◆ EXERCISE DIRECTIONS
Only the lines from the one containing "Read all visible content and emit it as JSON." through the end of the data below should be copied, each exactly as written and with both ends kept.

Interface dataset entries:
:::

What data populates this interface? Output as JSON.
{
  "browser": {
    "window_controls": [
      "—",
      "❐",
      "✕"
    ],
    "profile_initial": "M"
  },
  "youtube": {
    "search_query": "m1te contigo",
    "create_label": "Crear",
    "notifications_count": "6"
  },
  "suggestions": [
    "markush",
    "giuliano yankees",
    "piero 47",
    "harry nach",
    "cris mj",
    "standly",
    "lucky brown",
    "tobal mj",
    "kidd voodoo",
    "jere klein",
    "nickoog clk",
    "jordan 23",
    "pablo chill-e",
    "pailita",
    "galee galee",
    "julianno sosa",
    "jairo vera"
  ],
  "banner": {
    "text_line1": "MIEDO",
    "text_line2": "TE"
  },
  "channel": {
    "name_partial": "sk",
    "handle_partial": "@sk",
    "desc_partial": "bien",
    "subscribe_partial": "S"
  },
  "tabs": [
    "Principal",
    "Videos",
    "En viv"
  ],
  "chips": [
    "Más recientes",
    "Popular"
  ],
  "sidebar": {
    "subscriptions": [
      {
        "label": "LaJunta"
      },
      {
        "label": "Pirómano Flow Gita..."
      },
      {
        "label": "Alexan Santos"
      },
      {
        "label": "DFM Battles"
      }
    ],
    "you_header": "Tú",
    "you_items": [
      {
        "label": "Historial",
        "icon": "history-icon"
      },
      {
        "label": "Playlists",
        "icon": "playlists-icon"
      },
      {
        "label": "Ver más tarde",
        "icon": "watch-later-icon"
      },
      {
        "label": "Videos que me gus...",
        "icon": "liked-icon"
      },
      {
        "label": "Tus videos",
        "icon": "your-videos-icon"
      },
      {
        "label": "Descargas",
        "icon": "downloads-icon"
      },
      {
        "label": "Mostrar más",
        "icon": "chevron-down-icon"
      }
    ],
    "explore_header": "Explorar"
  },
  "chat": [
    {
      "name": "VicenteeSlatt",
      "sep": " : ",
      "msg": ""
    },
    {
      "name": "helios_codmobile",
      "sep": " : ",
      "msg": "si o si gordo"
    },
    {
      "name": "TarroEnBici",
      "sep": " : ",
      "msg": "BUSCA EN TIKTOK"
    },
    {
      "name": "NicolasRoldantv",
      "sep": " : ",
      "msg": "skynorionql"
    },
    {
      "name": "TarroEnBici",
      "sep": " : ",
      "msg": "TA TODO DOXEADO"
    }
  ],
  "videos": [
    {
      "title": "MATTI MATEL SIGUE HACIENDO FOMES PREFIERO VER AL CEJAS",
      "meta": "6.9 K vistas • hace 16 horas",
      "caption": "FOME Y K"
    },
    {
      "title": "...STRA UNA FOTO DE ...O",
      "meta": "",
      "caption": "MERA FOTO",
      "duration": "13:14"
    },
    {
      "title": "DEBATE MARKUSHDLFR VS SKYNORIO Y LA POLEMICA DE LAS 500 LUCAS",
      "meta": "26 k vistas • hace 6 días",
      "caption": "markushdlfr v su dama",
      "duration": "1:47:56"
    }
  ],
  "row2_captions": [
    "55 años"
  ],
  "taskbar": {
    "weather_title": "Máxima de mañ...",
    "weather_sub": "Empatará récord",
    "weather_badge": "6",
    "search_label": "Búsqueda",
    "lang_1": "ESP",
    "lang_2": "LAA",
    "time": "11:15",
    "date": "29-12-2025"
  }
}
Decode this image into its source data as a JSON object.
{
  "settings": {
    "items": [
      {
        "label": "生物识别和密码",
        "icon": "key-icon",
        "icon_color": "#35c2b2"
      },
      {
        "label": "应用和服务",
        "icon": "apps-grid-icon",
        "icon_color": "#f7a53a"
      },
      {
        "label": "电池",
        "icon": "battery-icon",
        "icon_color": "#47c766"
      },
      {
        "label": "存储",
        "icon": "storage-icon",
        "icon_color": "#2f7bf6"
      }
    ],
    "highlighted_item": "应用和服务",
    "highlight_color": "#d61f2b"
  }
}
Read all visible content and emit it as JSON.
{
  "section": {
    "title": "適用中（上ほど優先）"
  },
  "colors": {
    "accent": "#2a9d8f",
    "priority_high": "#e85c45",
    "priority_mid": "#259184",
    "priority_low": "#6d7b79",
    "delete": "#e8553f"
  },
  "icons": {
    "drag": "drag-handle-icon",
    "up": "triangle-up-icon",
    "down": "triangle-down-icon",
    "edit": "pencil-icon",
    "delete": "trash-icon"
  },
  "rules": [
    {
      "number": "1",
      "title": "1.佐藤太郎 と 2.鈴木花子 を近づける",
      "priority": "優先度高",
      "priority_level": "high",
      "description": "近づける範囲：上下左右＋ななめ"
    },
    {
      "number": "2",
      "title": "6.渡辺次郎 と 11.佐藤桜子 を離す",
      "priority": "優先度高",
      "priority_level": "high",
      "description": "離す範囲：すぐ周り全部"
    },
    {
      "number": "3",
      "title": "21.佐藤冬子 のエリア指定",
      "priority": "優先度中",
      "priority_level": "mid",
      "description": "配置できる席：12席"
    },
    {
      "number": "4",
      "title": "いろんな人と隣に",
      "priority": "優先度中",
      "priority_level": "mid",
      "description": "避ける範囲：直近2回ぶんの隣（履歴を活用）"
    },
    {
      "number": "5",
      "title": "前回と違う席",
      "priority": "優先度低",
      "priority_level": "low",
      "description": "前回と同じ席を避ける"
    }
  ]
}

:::

◆ SOLUTION FOR THIS PROBLEM
Read all visible content and emit it as JSON.
{
  "section": {
    "title": "適用中（上ほど優先）"
  },
  "colors": {
    "accent": "#2a9d8f",
    "priority_high": "#e85c45",
    "priority_mid": "#259184",
    "priority_low": "#6d7b79",
    "delete": "#e8553f"
  },
  "icons": {
    "drag": "drag-handle-icon",
    "up": "triangle-up-icon",
    "down": "triangle-down-icon",
    "edit": "pencil-icon",
    "delete": "trash-icon"
  },
  "rules": [
    {
      "number": "1",
      "title": "1.佐藤太郎 と 2.鈴木花子 を近づける",
      "priority": "優先度高",
      "priority_level": "high",
      "description": "近づける範囲：上下左右＋ななめ"
    },
    {
      "number": "2",
      "title": "6.渡辺次郎 と 11.佐藤桜子 を離す",
      "priority": "優先度高",
      "priority_level": "high",
      "description": "離す範囲：すぐ周り全部"
    },
    {
      "number": "3",
      "title": "21.佐藤冬子 のエリア指定",
      "priority": "優先度中",
      "priority_level": "mid",
      "description": "配置できる席：12席"
    },
    {
      "number": "4",
      "title": "いろんな人と隣に",
      "priority": "優先度中",
      "priority_level": "mid",
      "description": "避ける範囲：直近2回ぶんの隣（履歴を活用）"
    },
    {
      "number": "5",
      "title": "前回と違う席",
      "priority": "優先度低",
      "priority_level": "low",
      "description": "前回と同じ席を避ける"
    }
  ]
}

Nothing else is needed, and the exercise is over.